Congress has passed few bills this year, but you can’t say Congress is good or bad for that. You can say it’s bad for failing to budget and pass the annual spending bills on time, for passing short-term bills that deny the public the ability to plan, and for many other reasons. We do a lot of carping here about that stuff.
But let’s go with that proxy for legislative goodness, because Ron Paul isn’t the only federal legislator vying in Iowa for the Republican nomination. There’s also Michelle Bachman. And she has passed … zero laws during her service in Congress.
She has a few non-binding resolutions that she has gotten through. In the last Congress, Bachman passed H. Res. 373, expressing the House’s support for designation of the month of September as “National Hydrocephalus Awareness Month.”
In the 110th Congress, she passed two other non-binding resolutions: H. Res. 789, honoring public child welfare agencies, nonprofit organizations and private entities providing services for foster children, and H. Res. 923, recognizing the State of Minnesota’s 150th anniversary.
(Sorry, no links. We didn’t cover these non-binding, largely ceremonial bills back then. We do now, not because they’re important but because you should get to see how your members of Congress spend their time.)
Rick Santorum has actually passed some bills!
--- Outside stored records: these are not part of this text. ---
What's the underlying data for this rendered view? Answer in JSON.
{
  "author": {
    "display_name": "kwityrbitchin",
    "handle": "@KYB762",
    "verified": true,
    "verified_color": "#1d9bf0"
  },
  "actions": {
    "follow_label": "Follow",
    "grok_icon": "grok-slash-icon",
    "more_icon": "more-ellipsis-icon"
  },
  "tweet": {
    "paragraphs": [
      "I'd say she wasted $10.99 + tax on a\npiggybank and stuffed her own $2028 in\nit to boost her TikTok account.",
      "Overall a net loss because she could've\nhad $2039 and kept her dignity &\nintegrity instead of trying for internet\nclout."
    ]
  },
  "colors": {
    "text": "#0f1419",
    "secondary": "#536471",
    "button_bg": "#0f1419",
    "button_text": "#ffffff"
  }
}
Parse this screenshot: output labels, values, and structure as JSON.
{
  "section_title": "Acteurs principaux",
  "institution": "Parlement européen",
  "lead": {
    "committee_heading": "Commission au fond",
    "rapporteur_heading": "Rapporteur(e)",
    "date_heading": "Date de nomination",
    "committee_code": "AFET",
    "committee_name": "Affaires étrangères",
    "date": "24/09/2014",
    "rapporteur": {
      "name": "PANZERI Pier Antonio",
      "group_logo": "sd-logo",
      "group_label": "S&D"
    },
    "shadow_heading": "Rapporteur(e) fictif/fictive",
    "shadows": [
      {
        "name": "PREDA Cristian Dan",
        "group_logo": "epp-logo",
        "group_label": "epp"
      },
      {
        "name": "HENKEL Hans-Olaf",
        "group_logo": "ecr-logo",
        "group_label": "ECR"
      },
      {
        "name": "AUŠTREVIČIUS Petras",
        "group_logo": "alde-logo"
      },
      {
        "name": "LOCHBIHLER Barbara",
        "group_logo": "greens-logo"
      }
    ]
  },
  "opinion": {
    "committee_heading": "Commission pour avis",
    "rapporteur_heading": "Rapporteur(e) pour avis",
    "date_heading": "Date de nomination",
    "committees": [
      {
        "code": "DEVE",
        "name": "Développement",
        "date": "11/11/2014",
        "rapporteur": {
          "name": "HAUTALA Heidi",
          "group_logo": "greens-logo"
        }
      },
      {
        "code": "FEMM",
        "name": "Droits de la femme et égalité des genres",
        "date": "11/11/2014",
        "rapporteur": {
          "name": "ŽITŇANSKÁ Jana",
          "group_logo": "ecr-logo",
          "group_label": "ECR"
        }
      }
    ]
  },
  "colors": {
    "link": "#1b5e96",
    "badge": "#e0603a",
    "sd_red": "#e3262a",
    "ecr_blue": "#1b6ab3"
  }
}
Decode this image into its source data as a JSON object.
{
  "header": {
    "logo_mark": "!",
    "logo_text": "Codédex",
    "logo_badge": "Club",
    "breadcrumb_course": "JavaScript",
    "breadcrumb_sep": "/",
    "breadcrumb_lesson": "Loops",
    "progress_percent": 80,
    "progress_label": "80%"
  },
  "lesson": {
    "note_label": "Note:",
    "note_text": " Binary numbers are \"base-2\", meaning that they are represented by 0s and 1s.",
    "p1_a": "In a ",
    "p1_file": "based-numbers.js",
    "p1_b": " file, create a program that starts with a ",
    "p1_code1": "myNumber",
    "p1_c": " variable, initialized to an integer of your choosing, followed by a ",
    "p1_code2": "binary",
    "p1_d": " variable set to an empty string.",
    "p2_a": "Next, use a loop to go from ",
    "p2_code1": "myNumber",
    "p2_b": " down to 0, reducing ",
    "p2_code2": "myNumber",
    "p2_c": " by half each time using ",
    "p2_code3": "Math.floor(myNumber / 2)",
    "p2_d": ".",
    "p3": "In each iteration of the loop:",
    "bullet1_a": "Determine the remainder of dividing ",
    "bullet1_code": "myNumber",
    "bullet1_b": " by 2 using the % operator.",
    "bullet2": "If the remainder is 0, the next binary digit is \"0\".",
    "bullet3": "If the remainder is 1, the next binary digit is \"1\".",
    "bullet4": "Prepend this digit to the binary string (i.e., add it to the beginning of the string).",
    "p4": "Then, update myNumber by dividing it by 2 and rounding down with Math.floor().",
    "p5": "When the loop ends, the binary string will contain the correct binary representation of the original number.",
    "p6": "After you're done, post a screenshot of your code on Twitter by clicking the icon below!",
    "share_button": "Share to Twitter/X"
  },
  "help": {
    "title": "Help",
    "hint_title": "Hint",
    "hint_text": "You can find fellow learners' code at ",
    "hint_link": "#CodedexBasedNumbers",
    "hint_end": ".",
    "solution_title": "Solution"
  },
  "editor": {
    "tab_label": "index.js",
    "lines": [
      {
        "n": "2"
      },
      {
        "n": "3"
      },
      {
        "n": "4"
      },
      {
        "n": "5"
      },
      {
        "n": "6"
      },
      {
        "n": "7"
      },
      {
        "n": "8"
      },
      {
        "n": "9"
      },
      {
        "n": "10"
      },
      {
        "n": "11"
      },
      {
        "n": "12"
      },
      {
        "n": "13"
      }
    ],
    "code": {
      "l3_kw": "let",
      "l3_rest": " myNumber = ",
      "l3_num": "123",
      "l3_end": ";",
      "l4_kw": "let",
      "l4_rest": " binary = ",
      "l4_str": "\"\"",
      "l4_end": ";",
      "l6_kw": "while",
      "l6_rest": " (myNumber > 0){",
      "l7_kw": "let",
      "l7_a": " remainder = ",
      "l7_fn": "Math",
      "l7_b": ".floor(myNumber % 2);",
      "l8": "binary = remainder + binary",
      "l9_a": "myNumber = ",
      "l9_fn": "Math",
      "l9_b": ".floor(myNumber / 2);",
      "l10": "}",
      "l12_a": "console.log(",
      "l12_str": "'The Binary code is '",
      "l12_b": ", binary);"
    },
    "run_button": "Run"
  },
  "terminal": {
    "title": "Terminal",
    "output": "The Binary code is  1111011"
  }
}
Does that make him the “best” candidate? He passed three laws in the 109th Congress:
- Public Law 109-156, the Delaware Water Gap National Recreation Area Improvement Act
- Public Law 109-242, the Fetus Farming Prohibition Act of 2006; and
- Public Law 109-416, the Combating Autism Act of 2006.
And two in the 108th:
- Public Law 108-105, the Partial-Birth Abortion Ban Act of 2003; and
- Public Law 108-273, to designate the United States courthouse and post office building located at 93 Atocha Street in Ponce, Puerto Rico, as the “Luis A. Ferre United States Courthouse and Post Office Building.
In the 107th Congress:
- Public Law 106-290, to expand the boundaries of the Gettysburg National Military Park to include Wills House; and
- Public Law 106-535, to designate the facility of the United States Postal Service located at 431 George Street in Millersville, Pennsylvania, as the “Robert S. Walker Post Office.”
And his first Congress of service, the 104th:
There are other candidates, or course. Rick Perry, Mitt Romney, and John Huntsman all served as governors, of Texas, Massachusetts, and Utah, respectively. There’s Gary Johnson, of course, the candidate Republicans won’t let you see. He was governor of New Mexico.
So there you have it: top federal legislator Rick Santorum. He’s our pick for: person who passed more bills than the others.
Congratulations Senator Santorum! On this basis, you should be swept into the presidency!
During his time in the Senate, President Obama only passed the Mercury Export Ban Act of 2008, and the Democratic Republic of the Congo Relief, Security, and Democracy Promotion Act of 2006.